Here at home, Purdue Moves represents the University’s commitment to providing higher education at the highest proven value. Decreases in borrowing and debt at graduation are two indicators that the Purdue Moves strategy is succeeding. Overall borrowing, both student and parent, continues to decrease as do student debt and the percentage of students who borrow. In 2015-16, the percentage of all students who graduated with debt continued its decline and for the first time since 2011-12, the percent of Indiana residents who graduated with debt fell below 60%. The overall dollars of undergraduate student and parent loans has decreased more than 30% over the past five years.
Wait for It
Students can now file a FAFSA as early as October 1 for the following academic year, and because the FAFSA is now based on taxes that are already filed, more families can take advantage of its IRS Data Retrieval Tool, decreasing the need for verification and additional document submission. In addition, many universities can provide financial aid packages earlier, which means families have more time to consider options.
When students receive financial aid packages, they should recognize that the best offer may not be the one that offers the most money. The real monetary evaluation is not what you have, but what you have left – the net cost after scholarships and grant aid have been applied.

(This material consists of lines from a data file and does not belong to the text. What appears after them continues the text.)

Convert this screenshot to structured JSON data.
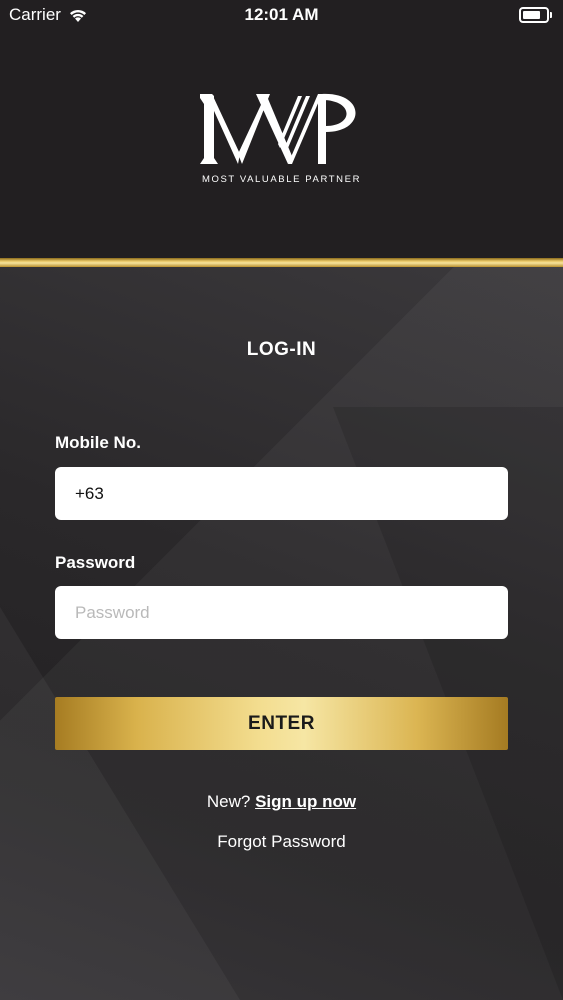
{
  "status_bar": {
    "carrier": "Carrier",
    "time": "12:01 AM",
    "battery_level": 0.75
  },
  "brand": {
    "logo_text": "MVP",
    "tagline": "MOST VALUABLE PARTNER",
    "gold_color": "#d9b24c",
    "background_color": "#221f21"
  },
  "login": {
    "title": "LOG-IN",
    "mobile_label": "Mobile No.",
    "mobile_value": "+63",
    "password_label": "Password",
    "password_placeholder": "Password",
    "enter_label": "ENTER",
    "new_prefix": "New?",
    "signup_label": "Sign up now",
    "forgot_label": "Forgot Password"
  }
}
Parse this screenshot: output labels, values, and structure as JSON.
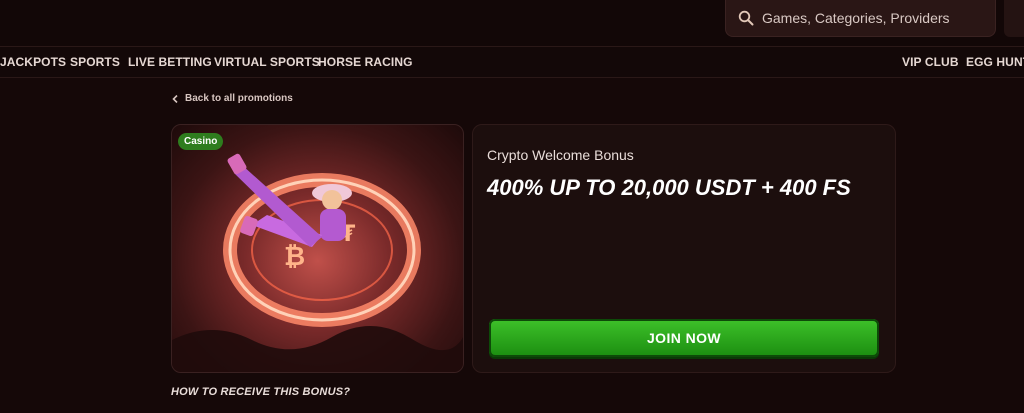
{
  "search": {
    "placeholder": "Games, Categories, Providers",
    "icon": "search-icon"
  },
  "nav": {
    "left_items": [
      "JACKPOTS",
      "SPORTS",
      "LIVE BETTING",
      "VIRTUAL SPORTS",
      "HORSE RACING"
    ],
    "right_items": [
      "VIP CLUB",
      "EGG HUNT"
    ]
  },
  "back_link": {
    "label": "Back to all promotions",
    "icon": "chevron-left-icon"
  },
  "promo": {
    "badge": "Casino",
    "subtitle": "Crypto Welcome Bonus",
    "headline": "400% UP TO 20,000 USDT + 400 FS",
    "cta": "JOIN NOW"
  },
  "section": {
    "howto_title": "HOW TO RECEIVE THIS BONUS?"
  },
  "colors": {
    "cta_green": "#2fae1f",
    "badge_green": "#2e7d1e",
    "bg": "#150808"
  }
}
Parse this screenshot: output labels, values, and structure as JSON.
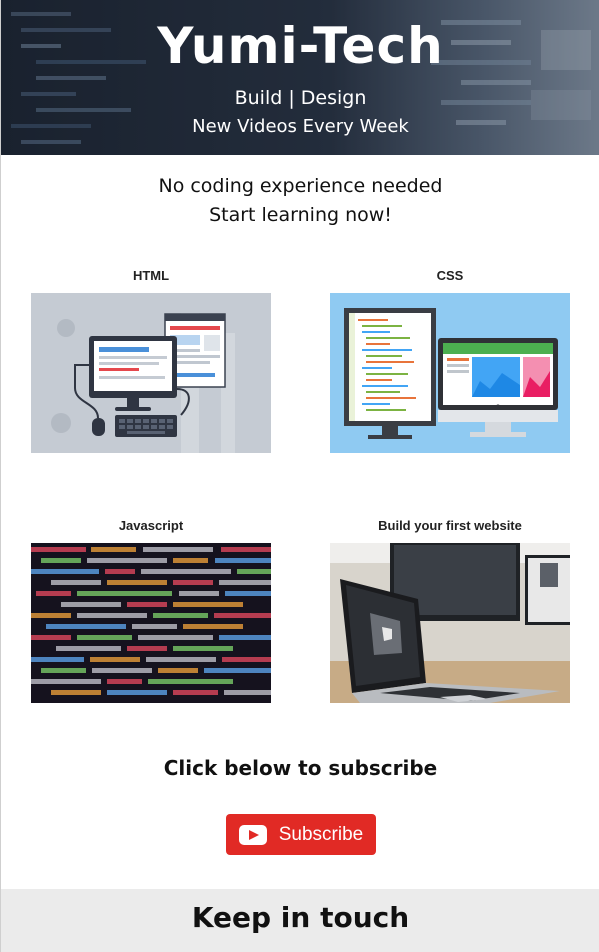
{
  "hero": {
    "title": "Yumi-Tech",
    "tagline": "Build | Design",
    "schedule": "New Videos Every Week"
  },
  "intro": {
    "line1": "No coding experience needed",
    "line2": "Start learning now!"
  },
  "courses": [
    {
      "label": "HTML",
      "image": "desktop-computer-illustration"
    },
    {
      "label": "CSS",
      "image": "monitors-code-illustration"
    },
    {
      "label": "Javascript",
      "image": "code-screen-photo"
    },
    {
      "label": "Build your first website",
      "image": "laptop-desk-photo"
    }
  ],
  "subscribe": {
    "heading": "Click below to subscribe",
    "button_label": "Subscribe",
    "icon": "youtube-play-icon",
    "color": "#e12a25"
  },
  "footer": {
    "title": "Keep in touch",
    "background": "#ebebeb"
  }
}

Our advice? Students should wait until they receive all financial aid packages and then sit down at the dinner table to talk about the “triangle of fit” – academic, personal and financial fit.
Frozen tuition is one approach Purdue has taken to manage students’ net costs, and the graduating class of 2016 was the first cohort to complete four years at Purdue with no tuition increase. Room and board costs have actually decreased at Purdue in recent years.
Strategic use of institutional aid is another. We’ve made sometimes difficult decisions to align financial aid policies more closely with intuitional goals. For example, we’ve doubled the value of our Marquis Scholarship (for middle-income Indiana residents), which provides these students with an additional $8,000 in gift aid over a four-year degree.
History Has Its Eyes on You
Last year Purdue launched the first-ever income sharing agreement (ISA) at a public university, aptly called Back a Boiler. In the simplest terms, Back a Boiler is an agreement that allows students to help finance their education with future income, an option that is potentially less expensive than private and Parent PLUS loans.
Back a Boiler takes the pressure off. Students agree to pay a set percentage of their post-graduation income and payment doesn’t begin until they have a job. They don’t pay if they don’t meet a minimum income level, and those with a substantial income don’t pay more than a predetermined maximum. Right now, we’re offering this program to junior- and senior-level students. (In 2017-18, it will include sophomores.)
What Comes Next?
Of course, Purdue is not the best financial fit for all students. And while we cannot commit to a zero tuition increase indefinitely or produce the optimal financial aid package for all families, we do commit to transparency and support as students make decisions about Purdue and college financial planning.
As always, we are just an email or telephone conversation away.
Vice Provost for Enrollment Management